Rockefeller was born in June of 1915. He graduated from Harvard in 1936 and earned a doctorate in economics from the University of Chicago in 1940. He was reported to be valued at some 3.3 billion dollars at his death. And he is credited with giving away some $2 billion to various causes along the way. He had pledged to donate at least half of his fortune during his life or in his will. The entire family today is said to be worth an estimated at about 11 billion dollars in all.
It is hard for the average person to begin to fathom possessing a fortune like this or anything even close. According to an article in Inside Wealth, the U.S. today has a total of some 10.4 millionaires. And there are now 145,000 U.S. households worth $25 million or more. And another source state that, as of 2016, there were 540 billionaires in the US. The U.S. Census Bureau reported that almost 12% of households in the U.S. now earn between $100,000 - $150,000 yearly.

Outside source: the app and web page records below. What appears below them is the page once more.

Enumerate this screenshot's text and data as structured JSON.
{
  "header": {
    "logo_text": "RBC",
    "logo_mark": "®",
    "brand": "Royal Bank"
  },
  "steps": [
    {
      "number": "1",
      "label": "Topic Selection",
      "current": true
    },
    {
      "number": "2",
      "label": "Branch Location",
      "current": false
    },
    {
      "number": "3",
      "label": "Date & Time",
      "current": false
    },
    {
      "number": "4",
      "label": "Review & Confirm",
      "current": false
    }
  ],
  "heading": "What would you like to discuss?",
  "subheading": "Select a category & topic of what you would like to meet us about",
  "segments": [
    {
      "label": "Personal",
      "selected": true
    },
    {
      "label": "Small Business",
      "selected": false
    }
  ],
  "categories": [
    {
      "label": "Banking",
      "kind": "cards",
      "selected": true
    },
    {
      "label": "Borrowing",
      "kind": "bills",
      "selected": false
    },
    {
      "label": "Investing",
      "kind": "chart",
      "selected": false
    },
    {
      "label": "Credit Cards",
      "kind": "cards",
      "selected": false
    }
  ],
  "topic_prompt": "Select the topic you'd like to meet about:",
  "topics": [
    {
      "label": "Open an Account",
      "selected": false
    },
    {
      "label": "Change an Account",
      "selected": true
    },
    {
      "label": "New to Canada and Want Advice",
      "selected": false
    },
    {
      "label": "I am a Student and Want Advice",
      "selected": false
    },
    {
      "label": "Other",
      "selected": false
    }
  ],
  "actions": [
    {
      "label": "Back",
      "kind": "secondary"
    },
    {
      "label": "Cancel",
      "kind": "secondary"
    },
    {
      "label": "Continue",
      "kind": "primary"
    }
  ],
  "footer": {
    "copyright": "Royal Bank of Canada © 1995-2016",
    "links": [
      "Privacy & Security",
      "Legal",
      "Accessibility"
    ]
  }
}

But wealth is a relative thing. In some places in the world, there are those who are considered filthy rich who would fall well below the poverty level in America. And then, tragically, there are those who are unable to make any living at all and exist on the literal verge of starvation and death – with some losing that battle daily. One source said that about 21,000 die of hunger each day and over 7 ½ million each year.
But what does the Bible teach about the place of money in the lives who have it in abundance or may have more than they need to live? There is no clearer passage on that question than the one seen in 1Timothy 6:19. “Command those who are rich in this present age not to be haughty, nor to trust in uncertain riches but in the living God, who gives us richly all things to enjoy. Let them do good, that they be rich in good works, ready to give, willing to share, storing up for themselves a good foundation for the time to come, that they may lay hold on eternal life.”
Then too, in Hebrews 13 we find that the worship God includes words about sharing with others who may be in need. Verse 15 begins. “Therefore by Him let us continually offer the sacrifice of praise to God, that is, the fruit of our lips, giving thanks to His name. But do not forget to do good and to share, for with such sacrifices God is well pleased.” But how many of us ever consider that our sharing with others in need is a literal form of sacrifice and worship to our God?
In Revelation 3 we read of the Laodicean church. It is labeled ‘The Lukewarm Church’. And many Bible scholars feel this is referring to the overall church of our modern day. But even if not, it still warms about having an attitude where material prosperity interferes with, or totally overshadows, spiritual maturity and the priority of a God-centered life for a Christian.
For those who have the means to help others materially speaking, some specific, interesting and encouraging promises are offered in Psalm 41:1-3. And perhaps this is worthy of serious and prayerful consideration in light of what is declared there.
“Blessed is he who considers the poor;
The LORD will deliver him in time of trouble.
The LORD will preserve him and keep him alive,
And he will be blessed on the earth;
You will not deliver him to the will of his enemies.
The LORD will strengthen him on his bed of illness;
You will sustain him on his sickbed.”